First Nations leaders are looking for ways to promote safe swimming, snowmobiling and ATV riding after learning that injuries and deaths are more common in their communities.
The Canadian Paediatric Society recently reported aboriginal youth are four times more likely to be injured during those types of activities.
The report comes on the heels of a serious ATV accident involving a12-year-old First Nations boy. The chain of events has convinced members of the Wabun Tribal Council — which represents six First Nations near Timmins — to spend more time teaching safety.
Wabun Tribal health director Jean Lemieux said she applies her culture’s "seven grandfather" teachings about good safety habits.
"One of the seven grandfather teachings is respect," Lemieux said.
"You have to earn that respect ... and [these teachings show] how you do it."
Other groups are finding culturally specific ways to teach safety, including the Red Cross.
Red Cross instructor Maureen O'Neill designed a swimming safety program for aboriginal youth.
O'Neill said she links different parts of the lesson with the different colours of the First Nation’s medicine wheel.
"The white, yellow, red, [and] black has a strong message for those communities," she said.
O'Neill added some communities don't have access to safety equipment or lessons because of poverty.

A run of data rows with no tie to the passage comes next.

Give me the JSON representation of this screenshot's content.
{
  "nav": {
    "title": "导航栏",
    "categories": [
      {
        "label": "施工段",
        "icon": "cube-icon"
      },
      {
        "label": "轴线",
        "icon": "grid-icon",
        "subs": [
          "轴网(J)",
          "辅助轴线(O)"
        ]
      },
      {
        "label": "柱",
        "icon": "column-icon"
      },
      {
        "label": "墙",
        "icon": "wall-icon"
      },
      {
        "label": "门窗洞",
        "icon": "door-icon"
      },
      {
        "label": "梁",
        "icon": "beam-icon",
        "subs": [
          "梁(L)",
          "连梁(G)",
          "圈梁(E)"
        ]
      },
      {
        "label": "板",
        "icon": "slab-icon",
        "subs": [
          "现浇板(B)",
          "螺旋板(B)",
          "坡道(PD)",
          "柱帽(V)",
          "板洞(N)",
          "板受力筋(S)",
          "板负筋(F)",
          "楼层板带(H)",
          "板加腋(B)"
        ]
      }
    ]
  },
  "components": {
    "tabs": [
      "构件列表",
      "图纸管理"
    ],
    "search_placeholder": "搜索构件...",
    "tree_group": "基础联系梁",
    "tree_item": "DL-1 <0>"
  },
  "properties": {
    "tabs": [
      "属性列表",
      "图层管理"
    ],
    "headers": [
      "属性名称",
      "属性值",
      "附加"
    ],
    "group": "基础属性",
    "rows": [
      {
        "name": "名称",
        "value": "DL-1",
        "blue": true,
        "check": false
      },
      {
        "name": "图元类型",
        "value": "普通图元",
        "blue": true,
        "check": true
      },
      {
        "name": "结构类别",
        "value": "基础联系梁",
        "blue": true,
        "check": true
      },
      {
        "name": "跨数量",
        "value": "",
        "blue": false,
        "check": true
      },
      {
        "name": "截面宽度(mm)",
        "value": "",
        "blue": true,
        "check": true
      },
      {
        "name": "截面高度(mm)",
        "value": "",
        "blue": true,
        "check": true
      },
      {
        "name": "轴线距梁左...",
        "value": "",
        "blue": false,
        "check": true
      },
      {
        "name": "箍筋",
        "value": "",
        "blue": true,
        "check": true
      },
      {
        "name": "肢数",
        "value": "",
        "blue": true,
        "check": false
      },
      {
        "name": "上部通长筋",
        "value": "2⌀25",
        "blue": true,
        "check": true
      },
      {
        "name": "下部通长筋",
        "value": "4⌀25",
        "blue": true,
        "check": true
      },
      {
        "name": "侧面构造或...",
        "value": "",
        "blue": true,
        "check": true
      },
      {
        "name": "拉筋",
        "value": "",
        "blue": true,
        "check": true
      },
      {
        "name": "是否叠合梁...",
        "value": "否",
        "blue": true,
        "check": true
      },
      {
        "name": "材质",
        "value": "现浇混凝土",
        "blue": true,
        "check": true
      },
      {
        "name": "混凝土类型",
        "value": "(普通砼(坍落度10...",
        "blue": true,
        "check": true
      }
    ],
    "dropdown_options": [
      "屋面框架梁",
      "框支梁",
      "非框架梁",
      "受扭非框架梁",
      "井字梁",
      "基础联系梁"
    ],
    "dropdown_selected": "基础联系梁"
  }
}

She noted more awareness about the issue is needed — as well as funding to promote safety training and to purchase safety equipment.
Why more injuries?
The reasons for the disproportionate risk of injury among Indigenous children and youth are numerous and complex.
According to Statistics Canada, Indigenous families tend to have lower incomes, less education and higher unemployment compared with other Canadians, while being generally younger and more likely to live in a rural area. They are also likelier to live in unsafe, substandard housing, and to encounter local shortages in health care personnel and resources.
Historical inequities, cultural alienation and loss of connectedness with the environment, as well as the grim legacy of residential schools, have contributed to depression, to alcohol and substance abuse and associated risk-taking behaviors, and to inadequate parenting skills for some.
Alcohol is a significant contributor to motor vehicle collisions, lack of seat belt use and drowning incidents.
The lack of culturally appropriate or targeted IP programs continues to be a barrier. Rural Indigenous children and youth have not benefitted to the same degree as other Canadians from vehicle safety (e.g., car seat, seat belt) programs or campaigns against impaired driving, nor from swimming lessons, first aid/CPR training or even the enforcement of existing safety laws.
- Excerpt from Canadian Paediatric Society report